The story follows three friends as they visit a friend's grave one night and in order to cope with the sudden death, they drink their sorrows away. After reciting some lines from a mysterious piece of paper that was left on one of the graves (which turned out to be some sort of scripture that unleashes the spirits) each of the drunkards ends up dancing on specific graves in what's secretly known as the "psycho section" due to the fact that the bodies buried there were of sadists and murders.

What might have seemed like a good idea at the time turns out to be the demise for each of our characters, as the spirit on the grave that each person danced on comes after them and attempts to kill them in the same fashion as they did to their victims when they were still living.
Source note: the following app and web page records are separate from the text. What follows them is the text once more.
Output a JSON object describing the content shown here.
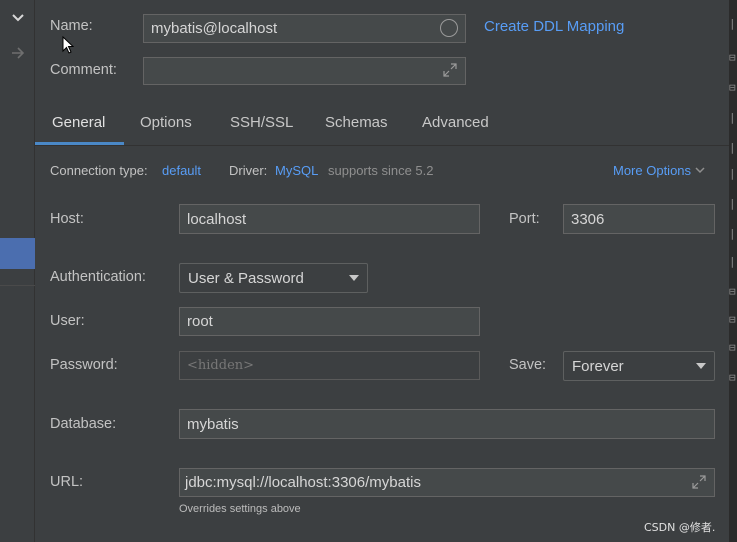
{
  "header": {
    "name_label": "Name:",
    "name_value": "mybatis@localhost",
    "ddl_link": "Create DDL Mapping",
    "comment_label": "Comment:",
    "comment_value": ""
  },
  "tabs": [
    {
      "label": "General",
      "active": true
    },
    {
      "label": "Options",
      "active": false
    },
    {
      "label": "SSH/SSL",
      "active": false
    },
    {
      "label": "Schemas",
      "active": false
    },
    {
      "label": "Advanced",
      "active": false
    }
  ],
  "connection": {
    "type_label": "Connection type:",
    "type_value": "default",
    "driver_label": "Driver:",
    "driver_value": "MySQL",
    "driver_note": "supports since 5.2",
    "more_options": "More Options"
  },
  "form": {
    "host_label": "Host:",
    "host_value": "localhost",
    "port_label": "Port:",
    "port_value": "3306",
    "auth_label": "Authentication:",
    "auth_value": "User & Password",
    "user_label": "User:",
    "user_value": "root",
    "password_label": "Password:",
    "password_placeholder": "<hidden>",
    "save_label": "Save:",
    "save_value": "Forever",
    "database_label": "Database:",
    "database_value": "mybatis",
    "url_label": "URL:",
    "url_value": "jdbc:mysql://localhost:3306/mybatis",
    "url_hint": "Overrides settings above"
  },
  "sidebar": {
    "chevron_icon": "chevron-down-icon",
    "arrow_icon": "arrow-right-icon"
  },
  "watermark": "CSDN @修者.",
  "colors": {
    "background": "#3c3f41",
    "field": "#45494a",
    "link": "#589df6",
    "selection": "#4b6eaf",
    "tab_underline": "#4a88c7"
  }
}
From the sadistic court judge, the jealous cold-hearted axe-wielding wife, and the young pyromaniac child, our leads are in over their heads. The friends recruit the aid of a couple parapsychologists in hopes of somehow finding a way to stop these evil spirits before it's too late.

Being a fan of Fox's Prison Break, it was nice to see actor Dominic Purcell as the lead and following another horror role after his appearance as the villain in Blade: Trinity. I personally didn't find any scenes of the movie scary, but a couple scenes were somewhat creepy due to how these spirits looked. I always thought the over-sized smiling mouth and wide-eyes was always a scary feature to be on anyone, and I always questioned why it was never used in horror films.
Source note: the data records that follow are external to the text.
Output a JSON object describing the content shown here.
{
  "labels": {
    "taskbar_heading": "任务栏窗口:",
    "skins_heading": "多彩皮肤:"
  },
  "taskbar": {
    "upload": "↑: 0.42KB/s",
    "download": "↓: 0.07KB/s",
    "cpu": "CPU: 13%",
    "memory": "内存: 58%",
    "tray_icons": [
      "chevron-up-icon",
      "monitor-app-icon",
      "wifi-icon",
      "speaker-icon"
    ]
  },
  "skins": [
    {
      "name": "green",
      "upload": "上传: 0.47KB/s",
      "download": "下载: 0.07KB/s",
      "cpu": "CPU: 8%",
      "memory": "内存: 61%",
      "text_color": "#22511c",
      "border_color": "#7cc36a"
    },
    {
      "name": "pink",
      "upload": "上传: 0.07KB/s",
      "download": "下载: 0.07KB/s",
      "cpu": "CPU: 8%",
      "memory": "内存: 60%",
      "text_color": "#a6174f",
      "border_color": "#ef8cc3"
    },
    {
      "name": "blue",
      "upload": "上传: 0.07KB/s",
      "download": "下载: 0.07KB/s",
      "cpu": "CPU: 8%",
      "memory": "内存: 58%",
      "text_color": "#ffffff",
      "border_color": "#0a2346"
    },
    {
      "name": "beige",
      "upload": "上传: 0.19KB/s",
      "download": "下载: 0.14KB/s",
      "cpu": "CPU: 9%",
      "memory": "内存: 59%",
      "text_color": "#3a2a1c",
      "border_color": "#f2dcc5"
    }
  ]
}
The pacing for the film is perfect -- never going too fast or too slow, and the story unfolds as it should. The movie really only begins to fall apart when it came down to the over-the-top climax. Why they chose to end it with a huge computer-generated extravaganza is beyond me, but it just ruined the tone of the film and just seemed to be an attempt to wrap things up. Regardless, the rest of the movie was a enjoyable experience for me, and I plan to add it to my DVD collection when it's released next year.

If you see this with an open mind and don't take it seriously then you'll probably end up enjoying it as much as I did. With creepy and original-looking ghosts, the movie stands above some of the recent crap we've seen delivered in mainstream horror. Check this out when you can, and after you do, try to forget its ridiculous and over-the-top climax.

Posted on June 15, 2010 - 1:23pm | FrighT MasteR